Evidently all three of my sisters got together and ate popsicles that my talented sister X made. And when I say talented, I mean puts Martha-Stewart-to-shame talented. Invent and patent a custom teddy bear to hold photos?  Sew wedding gowns?  Upholster her living room and sew coordinating curtains?  Create the awesome “hands of love” quilt for Wren?  Raise three beautiful and smart children, the kind that reassure you that there is hope in the next generation?  Take all the creativity genes that should have been shared among her sisters?  Yep.  That’s her.

So when she forwarded the popsicle recipe to all of her sisters, it didn’t shock me to see that it contained a rare ingredient: rose water.  The note on the recipe said that high end grocery stores would carry this ingredient, so off to Wegman’s I went.  Alas, I could not find this delicacy.  I tried to call my sister to figure out what I could use as a substitute, but she didn’t pick up.

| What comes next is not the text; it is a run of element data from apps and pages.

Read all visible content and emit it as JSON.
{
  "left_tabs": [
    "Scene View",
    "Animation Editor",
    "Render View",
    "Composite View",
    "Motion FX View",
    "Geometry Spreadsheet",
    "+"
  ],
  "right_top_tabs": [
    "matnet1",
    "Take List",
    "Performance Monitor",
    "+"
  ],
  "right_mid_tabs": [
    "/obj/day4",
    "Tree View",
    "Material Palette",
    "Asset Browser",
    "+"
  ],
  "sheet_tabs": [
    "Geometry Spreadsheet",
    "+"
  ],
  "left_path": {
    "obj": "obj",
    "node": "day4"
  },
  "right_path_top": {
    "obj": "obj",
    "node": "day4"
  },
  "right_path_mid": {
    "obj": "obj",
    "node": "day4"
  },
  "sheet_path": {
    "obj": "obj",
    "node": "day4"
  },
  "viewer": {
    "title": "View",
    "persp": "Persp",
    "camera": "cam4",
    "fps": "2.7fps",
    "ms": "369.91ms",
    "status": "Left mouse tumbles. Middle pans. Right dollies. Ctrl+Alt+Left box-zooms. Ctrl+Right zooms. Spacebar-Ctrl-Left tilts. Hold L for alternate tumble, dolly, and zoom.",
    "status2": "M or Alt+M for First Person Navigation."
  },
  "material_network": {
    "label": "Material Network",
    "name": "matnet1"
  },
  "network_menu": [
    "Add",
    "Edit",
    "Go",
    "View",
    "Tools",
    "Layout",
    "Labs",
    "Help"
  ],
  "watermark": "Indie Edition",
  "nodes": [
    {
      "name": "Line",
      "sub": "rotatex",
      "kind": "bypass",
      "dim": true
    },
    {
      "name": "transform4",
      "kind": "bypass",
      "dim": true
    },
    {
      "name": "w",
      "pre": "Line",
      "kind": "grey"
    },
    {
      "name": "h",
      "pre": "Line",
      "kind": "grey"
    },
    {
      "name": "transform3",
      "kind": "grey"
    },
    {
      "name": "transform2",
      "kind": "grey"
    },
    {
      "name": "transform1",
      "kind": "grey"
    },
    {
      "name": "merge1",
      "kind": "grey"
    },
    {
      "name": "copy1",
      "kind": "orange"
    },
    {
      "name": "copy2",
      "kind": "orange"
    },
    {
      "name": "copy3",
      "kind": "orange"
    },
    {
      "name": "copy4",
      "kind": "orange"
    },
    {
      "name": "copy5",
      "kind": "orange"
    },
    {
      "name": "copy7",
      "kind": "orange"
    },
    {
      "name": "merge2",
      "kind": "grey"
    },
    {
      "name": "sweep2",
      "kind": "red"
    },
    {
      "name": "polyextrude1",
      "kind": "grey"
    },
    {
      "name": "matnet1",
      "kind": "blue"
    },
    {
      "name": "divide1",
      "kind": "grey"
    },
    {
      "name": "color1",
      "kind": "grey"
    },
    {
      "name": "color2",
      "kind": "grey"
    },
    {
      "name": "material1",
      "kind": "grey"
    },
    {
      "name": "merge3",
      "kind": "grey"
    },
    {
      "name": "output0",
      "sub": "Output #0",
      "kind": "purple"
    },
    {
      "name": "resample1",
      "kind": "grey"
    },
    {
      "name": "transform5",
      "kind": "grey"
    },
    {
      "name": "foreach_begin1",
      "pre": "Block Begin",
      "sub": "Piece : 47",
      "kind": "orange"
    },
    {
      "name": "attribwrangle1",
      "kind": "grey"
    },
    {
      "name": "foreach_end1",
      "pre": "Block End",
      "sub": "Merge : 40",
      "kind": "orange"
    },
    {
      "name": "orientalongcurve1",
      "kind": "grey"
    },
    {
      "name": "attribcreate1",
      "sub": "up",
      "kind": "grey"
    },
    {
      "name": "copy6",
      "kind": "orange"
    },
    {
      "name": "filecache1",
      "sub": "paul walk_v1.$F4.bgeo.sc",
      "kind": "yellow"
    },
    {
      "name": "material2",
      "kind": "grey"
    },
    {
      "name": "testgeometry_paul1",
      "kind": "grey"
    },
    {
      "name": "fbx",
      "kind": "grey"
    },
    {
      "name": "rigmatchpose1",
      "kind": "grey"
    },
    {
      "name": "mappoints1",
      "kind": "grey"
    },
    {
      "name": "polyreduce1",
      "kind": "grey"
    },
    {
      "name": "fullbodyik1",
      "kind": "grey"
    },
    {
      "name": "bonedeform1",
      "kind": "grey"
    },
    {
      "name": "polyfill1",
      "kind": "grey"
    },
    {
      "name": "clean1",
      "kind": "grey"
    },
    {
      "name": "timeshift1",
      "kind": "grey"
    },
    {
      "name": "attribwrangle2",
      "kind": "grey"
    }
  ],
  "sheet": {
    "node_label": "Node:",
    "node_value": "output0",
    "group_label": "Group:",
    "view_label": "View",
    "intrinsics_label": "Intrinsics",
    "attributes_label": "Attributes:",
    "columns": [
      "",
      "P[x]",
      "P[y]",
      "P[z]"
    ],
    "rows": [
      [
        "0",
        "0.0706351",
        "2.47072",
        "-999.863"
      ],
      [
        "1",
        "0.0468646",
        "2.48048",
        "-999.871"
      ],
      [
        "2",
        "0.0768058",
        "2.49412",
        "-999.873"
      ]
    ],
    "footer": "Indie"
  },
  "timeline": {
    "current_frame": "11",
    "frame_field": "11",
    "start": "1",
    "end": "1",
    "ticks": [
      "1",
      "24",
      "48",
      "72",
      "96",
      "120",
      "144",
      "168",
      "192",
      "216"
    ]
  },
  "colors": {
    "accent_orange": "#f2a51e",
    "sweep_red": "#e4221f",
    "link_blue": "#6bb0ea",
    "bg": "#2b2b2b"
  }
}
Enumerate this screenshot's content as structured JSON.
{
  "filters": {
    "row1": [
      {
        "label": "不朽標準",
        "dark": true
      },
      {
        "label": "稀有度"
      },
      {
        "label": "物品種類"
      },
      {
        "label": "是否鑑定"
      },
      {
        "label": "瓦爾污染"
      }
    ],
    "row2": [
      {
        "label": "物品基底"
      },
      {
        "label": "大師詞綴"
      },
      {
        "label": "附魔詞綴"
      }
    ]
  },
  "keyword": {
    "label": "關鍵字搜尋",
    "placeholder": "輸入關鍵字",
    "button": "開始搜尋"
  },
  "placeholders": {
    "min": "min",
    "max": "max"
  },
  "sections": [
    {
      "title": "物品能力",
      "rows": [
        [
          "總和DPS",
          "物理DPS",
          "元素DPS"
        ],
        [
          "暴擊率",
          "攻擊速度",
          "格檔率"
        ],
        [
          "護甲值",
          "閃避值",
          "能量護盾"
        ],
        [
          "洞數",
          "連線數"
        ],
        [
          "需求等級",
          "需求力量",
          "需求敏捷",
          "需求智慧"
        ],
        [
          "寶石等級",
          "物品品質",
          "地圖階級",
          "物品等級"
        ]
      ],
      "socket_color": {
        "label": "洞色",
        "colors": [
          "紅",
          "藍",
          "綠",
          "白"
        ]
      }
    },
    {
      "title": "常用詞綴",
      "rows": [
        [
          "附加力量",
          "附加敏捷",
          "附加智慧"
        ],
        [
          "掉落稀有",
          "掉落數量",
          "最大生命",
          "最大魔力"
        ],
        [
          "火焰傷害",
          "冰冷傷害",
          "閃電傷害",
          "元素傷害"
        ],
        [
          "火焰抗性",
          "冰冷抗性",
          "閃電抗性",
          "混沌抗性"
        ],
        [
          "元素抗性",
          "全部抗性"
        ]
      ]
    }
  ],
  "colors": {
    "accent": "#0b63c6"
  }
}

I came home and realized that not only did I not have the rose water, I didn’t even buy enough blackberries so I raided my fridge for other fruits to get to the target weight of 27 oz.  I researched substitutes for rose water online and learned that I could use vanilla or almond extract.  Neither of those seemed like they would go with blackberries and peaches, plums, and blueberries.  Then I had an aha! moment.  I have spearmint growing in the backyard, so I picked four leaves and tore them into the simple syrup to maximize their flavor.  I continued to follow the recipe as best as I could (except I switched out an orange for the lemon) and wow! this tasted great.

Here’s the link to the official recipe:  http://www.countryliving.com/recipefinder/blackberry-rose-ice-pops-recipe-clv0712

Here’s what I did:

  • 9-1/3 Tbsp. of organic cane sugar
  • 9-1/3 Tbsp. of water
  • 4 torn leaves of fresh spearmint

Heat and simmer until sugar is absorbed.

Using a food processor, puree the following:

  • 18 oz. of blackberries
  • 4 handfuls of blueberries
  • 2 plums
  • 1 peach
  • 1/4 orange

Combine and then pour over strainer into another pitcher.  Then pour the mixture into moulds and freeze.  My concoction took longer than five hours to freeze, so I think this is something best made a day in advance.

Polly’s Improvised Fruit Salad Ice Pop

When X and I reconnected after I made the recipe, we had a good laugh.  You see?  She also omitted the rose water.  So maybe she took the creativity genes, but at least she left me a few improvisational ones.  😉

PS  Why do I call her X?  Because my parents didn’t give her a middle name (it’s a Scottish thing), my sister would use the letter X to fill in the middle name section on forms.